Feeds

HP whacks own storage software in favor of AppIQ

Friend with benefits

  • alert
  • submit to reddit

Beginner's guide to SSL certificates

Goodbye, HP OpenView Storage Area Manager. Hello, AppIQ.

HP this week announced that it will give the boot to OpenView SAM in favor of AppIQ's StorageAuthority storage resource management (SRM) software. In so doing, HP mimics the likes of Hitachi, Sun Microsystems and SGI - all of which have partnered with the wee AppIQ. HP plans to slap the AppIQ code with a new name, calling it HP Storage Essentials.

There's more than a simple rebranding exercise in store for customers, according to HP. The Storage Essentials software will be merged with HP's Systems Insight Manager server management software by year end.
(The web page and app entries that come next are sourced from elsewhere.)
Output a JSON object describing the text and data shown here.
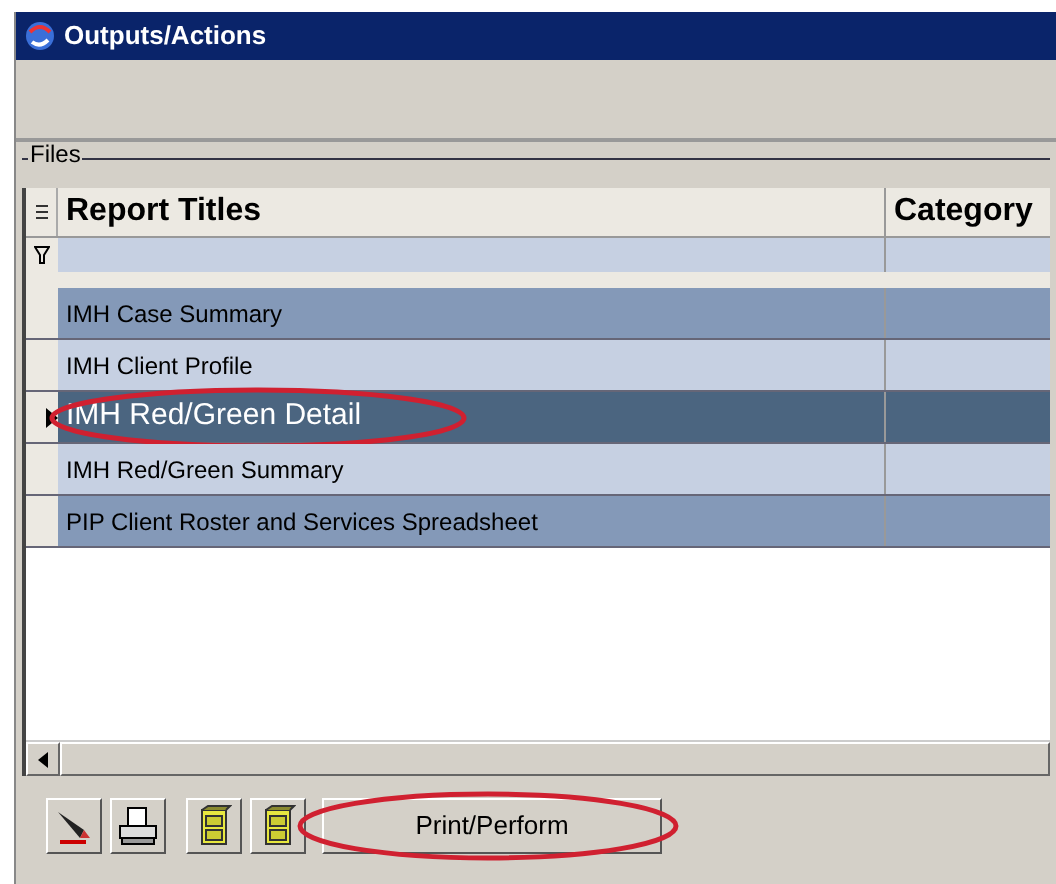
{
  "window": {
    "title": "Outputs/Actions"
  },
  "group": {
    "label": "Files"
  },
  "table": {
    "columns": [
      "Report Titles",
      "Category"
    ],
    "rows": [
      {
        "title": "IMH Case Summary",
        "selected": false,
        "highlighted": false
      },
      {
        "title": "IMH Client Profile",
        "selected": false,
        "highlighted": false
      },
      {
        "title": "IMH Red/Green Detail",
        "selected": true,
        "highlighted": true
      },
      {
        "title": "IMH Red/Green Summary",
        "selected": false,
        "highlighted": false
      },
      {
        "title": "PIP Client Roster and Services Spreadsheet",
        "selected": false,
        "highlighted": false
      }
    ]
  },
  "toolbar": {
    "buttons": [
      {
        "kind": "pen"
      },
      {
        "kind": "printer"
      },
      {
        "kind": "cabinet"
      },
      {
        "kind": "cabinet"
      }
    ]
  },
  "action_button": {
    "label": "Print/Perform",
    "highlighted": true
  }
}
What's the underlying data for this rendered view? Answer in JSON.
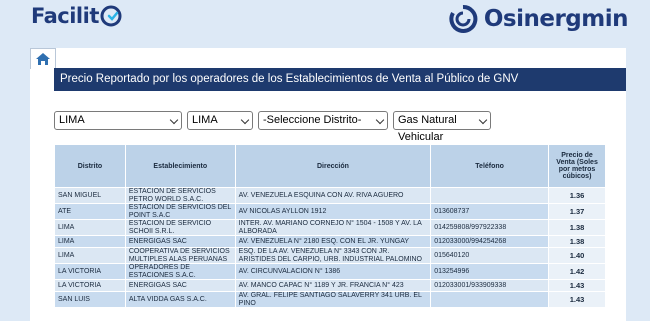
{
  "header": {
    "left_brand": "Facilit",
    "right_brand": "Osinergmin"
  },
  "title": "Precio Reportado por los operadores de los Establecimientos de Venta al Público de GNV",
  "filters": {
    "departamento": "LIMA",
    "provincia": "LIMA",
    "distrito": "-Seleccione Distrito-",
    "combustible": "Gas Natural Vehicular"
  },
  "table": {
    "headers": {
      "distrito": "Distrito",
      "establecimiento": "Establecimiento",
      "direccion": "Dirección",
      "telefono": "Teléfono",
      "precio": "Precio de Venta (Soles por metros cúbicos)"
    },
    "rows": [
      {
        "distrito": "SAN MIGUEL",
        "establecimiento": "ESTACION DE SERVICIOS PETRO WORLD S.A.C.",
        "direccion": "AV. VENEZUELA ESQUINA CON AV. RIVA AGUERO",
        "telefono": "",
        "precio": "1.36"
      },
      {
        "distrito": "ATE",
        "establecimiento": "ESTACION DE SERVICIOS DEL POINT S.A.C",
        "direccion": "AV NICOLAS AYLLON 1912",
        "telefono": "013608737",
        "precio": "1.37"
      },
      {
        "distrito": "LIMA",
        "establecimiento": "ESTACION DE SERVICIO SCHOII S.R.L.",
        "direccion": "INTER. AV. MARIANO CORNEJO N° 1504 - 1508 Y AV. LA ALBORADA",
        "telefono": "014259808/997922338",
        "precio": "1.38"
      },
      {
        "distrito": "LIMA",
        "establecimiento": "ENERGIGAS SAC",
        "direccion": "AV. VENEZUELA N° 2180 ESQ. CON EL JR. YUNGAY",
        "telefono": "012033000/994254268",
        "precio": "1.38"
      },
      {
        "distrito": "LIMA",
        "establecimiento": "COOPERATIVA DE SERVICIOS MULTIPLES ALAS PERUANAS",
        "direccion": "ESQ. DE LA AV. VENEZUELA N° 3343 CON JR. ARISTIDES DEL CARPIO, URB. INDUSTRIAL PALOMINO",
        "telefono": "015640120",
        "precio": "1.40"
      },
      {
        "distrito": "LA VICTORIA",
        "establecimiento": "OPERADORES DE ESTACIONES S.A.C.",
        "direccion": "AV. CIRCUNVALACION N° 1386",
        "telefono": "013254996",
        "precio": "1.42"
      },
      {
        "distrito": "LA VICTORIA",
        "establecimiento": "ENERGIGAS SAC",
        "direccion": "AV. MANCO CAPAC N° 1189 Y JR. FRANCIA N° 423",
        "telefono": "012033001/933909338",
        "precio": "1.43"
      },
      {
        "distrito": "SAN LUIS",
        "establecimiento": "ALTA VIDDA GAS S.A.C.",
        "direccion": "AV. GRAL. FELIPE SANTIAGO SALAVERRY 341 URB. EL PINO",
        "telefono": "",
        "precio": "1.43"
      }
    ]
  }
}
Ideally, this will give administrators a single place for controlling both servers and storage systems.

A plus? Sure. But you've probably heard a similar "single window to the wonderful world of virtualized hardware" pitch before.

A more obvious bonus with the Storage Essentials package is HP's pick of a clear winner. AppIQ has been gobbled up by numerous vendors because it adheres to the industry accepted SMI-S management structure and because it has some of the most sophisticated tools around.

HP will, however, continue to sell the feature-poor Storage Area Management product for the next year and a half.

The new HP software goes on sale at the end of March. Customers will pay anywhere from $2,000 on up to $60,000 for the product, and it will work with HP's SAN (storage area network) and NAS (network attached storage) systems.

HP's storage division has been floundering for about six months now. Large revenue and market share losses have been noticed by customers, analysts and competitors and played a role in former CEO Carly Fiorina's ouster.

Despite these struggles, HP presents a fertile selling ground for AppIQ since it has large SAN and NAS sales, unlike Sun and Hitachi, which are relegated more to niche parts of the storage market.®

Related stories

Cisco switch partners see Fibre Channel green
EMC admits to iSCSI fleet
HP and EMC ready to settle ancient storage dispute

Security for virtualized datacentres

More from The Register

next story
It's Big, it's Blue... it's simply FABLESS! IBM's chip-free future
Or why the reversal of globalisation ain't gonna 'appen
'Hmm, why CAN'T I run a water pipe through that rack of media servers?'
Leaving Las Vegas for Armenia kludging and Dubai dune bashing
Facebook slurps 'paste sites' for STOLEN passwords, sprinkles on hash and salt
Zuck's ad empire DOESN'T see details in plain text. Phew!
CAGE MATCH: Microsoft, Dell open co-located bit barns in Oz
Whole new species of XaaS spawning in the antipodes
Microsoft and Dell’s cloud in a box: Instant Azure for the data centre
A less painful way to run Microsoft’s private cloud
AWS pulls desktop-as-a-service from the PC
Support for PCoIP protocol means zero clients can run cloudy desktops
prev story

Whitepapers

Choosing cloud Backup services
Demystify how you can address your data protection needs in your small- to medium-sized business and select the best online backup service to meet your needs.
Forging a new future with identity relationship management
Learn about ForgeRock's next generation IRM platform and how it is designed to empower CEOS's and enterprises to engage with consumers.
Security for virtualized datacentres
Legacy security solutions are inefficient due to the architectural differences between physical and virtual environments.
Reg Reader Research: SaaS based Email and Office Productivity Tools
Read this Reg reader report which provides advice and guidance for SMBs towards the use of SaaS based email and Office productivity tools.
Storage capacity and performance optimization at Mizuno USA
Mizuno USA turn to Tegile storage technology to solve both their SAN and backup issues.